As soon as it is detected, the Black Beast runs away, leaving its badge, #666, behind. It runs up the Bridge of Bifrost to Valhalla (don't ask), the Bridge and Valhalla dissolve, melted into thin air, and the Black Beast tumbles and falls.
One character says: "We've seen the last of it."
But another answers mechanically: ". . . are you sure?"
And so this long convoluted constipated puzzlement comes to an end, after 686 manuscript pages. On a note of doubt.
Leaving us wondering
Whatever was this fascinating, tedious and aggravating fiction about? As it stands, there is no obvious story, merely talk and game playing. Is there some other rneta-reality to which the movements of the characters in "The Number of the Beast—" can be related like the chess moves in Through the Looking-Glass?
It is not the Critics Lounge, but Heinlein's book that feels like a construct from which there is no escape. (There must be some way out of here, said the Joker to the Thief—"All Along the Watchtower.")
And what is the Black Beast? That is the central puzzle of this book of puzzlements. We are obviously meant to come up with an answer.
Ah, lost in a maze, and no easy way out. Stuck in the Critics Lounge with a piece that can't be written about "The Number of the Beast—", an involuted, self-involved, Satan's intestines of a book.
Round and round and round.
But then, Lazarus Long said that there was an easy way out of the Critics Lounge if we could but read. What else would this place of special frustration be equipped with more appropriately than books—Borges' infinite Library of Babel, perhaps—that cannot be written about for the lack of those typewriter ribbons? Not until, that is, the key to escape is found and we make our way outside. Or until some far-sighted critic brings typewriter ribbons with him into the Critics Lounge.

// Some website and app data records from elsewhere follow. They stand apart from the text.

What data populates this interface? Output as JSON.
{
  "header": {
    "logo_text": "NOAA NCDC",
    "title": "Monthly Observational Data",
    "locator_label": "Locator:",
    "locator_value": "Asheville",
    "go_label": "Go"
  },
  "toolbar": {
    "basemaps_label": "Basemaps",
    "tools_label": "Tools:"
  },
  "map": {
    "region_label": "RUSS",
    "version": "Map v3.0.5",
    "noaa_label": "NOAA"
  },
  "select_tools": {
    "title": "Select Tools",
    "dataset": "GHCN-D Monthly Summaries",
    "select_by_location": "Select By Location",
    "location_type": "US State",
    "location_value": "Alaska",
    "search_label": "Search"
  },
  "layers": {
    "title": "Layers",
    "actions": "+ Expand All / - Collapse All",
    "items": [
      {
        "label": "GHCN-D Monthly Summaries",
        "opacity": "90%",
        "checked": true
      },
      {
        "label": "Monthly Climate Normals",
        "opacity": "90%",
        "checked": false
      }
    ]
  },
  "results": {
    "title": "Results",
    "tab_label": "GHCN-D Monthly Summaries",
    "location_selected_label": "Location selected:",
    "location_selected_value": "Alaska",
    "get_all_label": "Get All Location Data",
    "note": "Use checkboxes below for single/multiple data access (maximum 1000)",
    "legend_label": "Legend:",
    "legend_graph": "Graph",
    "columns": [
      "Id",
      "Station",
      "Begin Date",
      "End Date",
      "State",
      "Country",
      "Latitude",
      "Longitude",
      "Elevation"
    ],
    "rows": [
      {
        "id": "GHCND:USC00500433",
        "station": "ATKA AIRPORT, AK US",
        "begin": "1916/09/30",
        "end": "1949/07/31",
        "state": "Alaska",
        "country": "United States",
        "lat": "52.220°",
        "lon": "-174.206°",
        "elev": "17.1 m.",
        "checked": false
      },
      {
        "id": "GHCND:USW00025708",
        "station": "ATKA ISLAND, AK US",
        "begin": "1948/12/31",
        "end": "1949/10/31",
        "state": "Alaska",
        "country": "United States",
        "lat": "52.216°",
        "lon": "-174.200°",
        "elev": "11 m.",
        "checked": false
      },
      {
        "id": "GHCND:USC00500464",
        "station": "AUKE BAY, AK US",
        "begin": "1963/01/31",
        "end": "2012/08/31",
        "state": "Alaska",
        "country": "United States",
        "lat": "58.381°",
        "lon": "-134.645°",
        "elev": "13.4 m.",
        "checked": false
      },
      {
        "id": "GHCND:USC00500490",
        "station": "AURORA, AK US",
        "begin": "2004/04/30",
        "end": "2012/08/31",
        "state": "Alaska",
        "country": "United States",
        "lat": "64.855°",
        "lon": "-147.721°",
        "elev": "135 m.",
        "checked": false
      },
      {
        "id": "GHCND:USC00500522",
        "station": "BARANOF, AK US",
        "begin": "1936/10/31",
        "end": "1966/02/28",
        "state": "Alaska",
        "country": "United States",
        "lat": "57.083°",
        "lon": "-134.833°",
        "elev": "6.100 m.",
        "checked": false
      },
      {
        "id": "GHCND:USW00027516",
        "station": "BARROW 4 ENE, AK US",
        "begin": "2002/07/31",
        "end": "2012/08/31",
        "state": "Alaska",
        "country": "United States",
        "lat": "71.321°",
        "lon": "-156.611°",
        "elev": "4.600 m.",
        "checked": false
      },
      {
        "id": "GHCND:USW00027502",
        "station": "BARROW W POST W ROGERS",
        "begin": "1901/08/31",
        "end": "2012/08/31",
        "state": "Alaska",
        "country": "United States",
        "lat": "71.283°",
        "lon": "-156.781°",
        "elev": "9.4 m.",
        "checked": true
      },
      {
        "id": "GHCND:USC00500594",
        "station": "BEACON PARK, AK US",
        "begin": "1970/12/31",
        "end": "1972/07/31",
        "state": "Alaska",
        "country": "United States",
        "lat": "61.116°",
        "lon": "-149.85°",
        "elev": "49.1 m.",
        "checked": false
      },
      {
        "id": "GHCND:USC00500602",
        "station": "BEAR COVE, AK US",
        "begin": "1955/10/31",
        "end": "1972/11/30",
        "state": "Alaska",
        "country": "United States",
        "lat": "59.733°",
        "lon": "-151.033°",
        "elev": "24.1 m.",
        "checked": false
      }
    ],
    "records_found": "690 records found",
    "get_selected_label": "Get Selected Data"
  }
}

So let's get down to it. Let's read.
Let's read some of those new science fiction books.
Background courtesy of Eos Development